§ RECORDS TO USE
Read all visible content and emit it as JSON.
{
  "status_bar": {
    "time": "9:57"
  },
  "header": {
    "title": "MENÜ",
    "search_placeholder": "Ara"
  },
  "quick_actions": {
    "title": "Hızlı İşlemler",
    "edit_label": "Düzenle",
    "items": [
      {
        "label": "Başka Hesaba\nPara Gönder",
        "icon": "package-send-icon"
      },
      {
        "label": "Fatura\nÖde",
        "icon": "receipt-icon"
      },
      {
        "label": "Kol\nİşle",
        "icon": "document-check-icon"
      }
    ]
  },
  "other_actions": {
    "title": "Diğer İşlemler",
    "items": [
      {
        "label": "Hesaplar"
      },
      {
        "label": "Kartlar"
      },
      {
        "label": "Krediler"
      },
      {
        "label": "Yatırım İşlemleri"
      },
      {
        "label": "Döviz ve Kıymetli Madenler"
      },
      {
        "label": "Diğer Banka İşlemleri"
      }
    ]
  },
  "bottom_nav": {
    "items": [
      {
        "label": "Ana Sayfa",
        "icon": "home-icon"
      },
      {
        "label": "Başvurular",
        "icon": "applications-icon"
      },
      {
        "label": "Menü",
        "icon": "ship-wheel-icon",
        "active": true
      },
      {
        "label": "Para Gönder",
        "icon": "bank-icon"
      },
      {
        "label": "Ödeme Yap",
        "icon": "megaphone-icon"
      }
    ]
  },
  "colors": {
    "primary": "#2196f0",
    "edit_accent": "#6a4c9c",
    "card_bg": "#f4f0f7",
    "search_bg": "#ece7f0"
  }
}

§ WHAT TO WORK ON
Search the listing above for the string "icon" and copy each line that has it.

§ ANSWER TO THIS EXERCISE
        "icon": "package-send-icon"
        "icon": "receipt-icon"
        "icon": "document-check-icon"
        "icon": "home-icon"
        "icon": "applications-icon"
        "icon": "ship-wheel-icon",
        "icon": "bank-icon"
        "icon": "megaphone-icon"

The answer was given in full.